- THE MAGAZINE
- FOOD MASTER
When the company moved to its current 200,000-sq.-ft. location to start up one of the largest panning operations in the US, it was time to stop buying roasted nuts from suppliers.
“When we moved here, we expanded our panning, which is our number one sales operation,” says Rich Warrell, marketing manager. “Then we put in the continuous brittle line, so our volume went from 100,000 lbs. a year to 600,000 lbs. per year. Now we’re roasting 2.75 million pounds per year.” At full capacity, the company has a throughput of up 11 million pounds per year.
Warrell management decided to go with Compak 2000 and 2500 gas-fired dry roasters from Wolverine Proctor instead of oil-based or other types of roasters. In addition to the health benefits of roasting without oil, there are production benefits. The biggest is timing, says Ron Stadnicki, operations manager. “An oil-roasted nut needs time for the oil to incorporate itself before going into the panning process. You can’t attempt to take a fresh oil-roasted nut and get it under chocolate-plus you have bloom issues. Therefore, there is a 24-hour minimum waiting period before you can apply the chocolate.”
By using dry roasters, the nuts are cooled to an ambient temperature and coated with chocolate in less than 30 minutes.
There are other benefits to dry roasting. Stadnicki says oil roasters are much more difficult to clean, and the liquid waste can pose environmental problems. When it comes to health issues, Stadnicki says it’s much easier to calculate fat contents because the only fat is the naturally occurring oil in the nut, and not the added roasting oils. Not using oils also makes it easy to label products as “all natural” and helps minimize allergen problems.
The Compak 2000 roaster is dedicated to peanuts full time, helping to minimize peanut allergens issues. The other roaster, the Compak 2500, processes cashews, pistachios, walnuts and just about any other tree nut imaginable. Stadnicki says both roasters are now operating continuously on two shifts.

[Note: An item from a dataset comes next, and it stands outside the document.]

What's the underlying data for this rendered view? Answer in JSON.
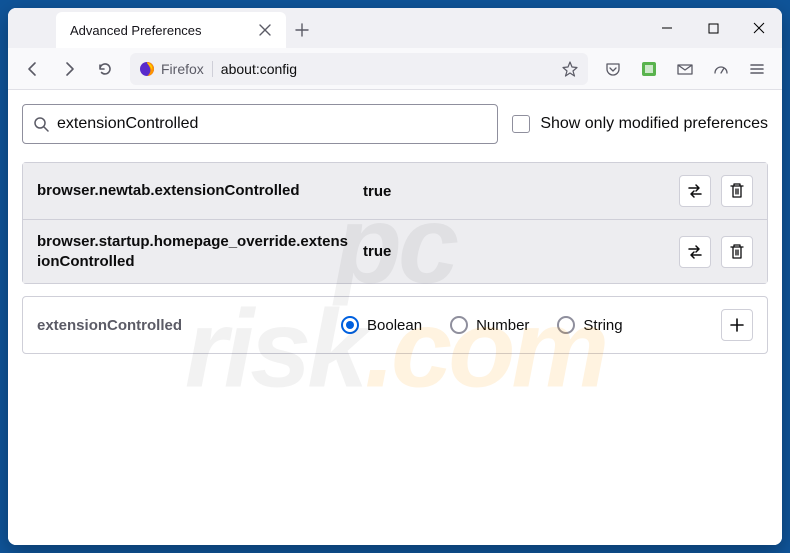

“These machines require very little maintenance,” Stadnicki said. “It’s a very simple process with very few moving parts.”
For more information:
Paul E. Smith, 215-443-5200, firstname.lastname@example.org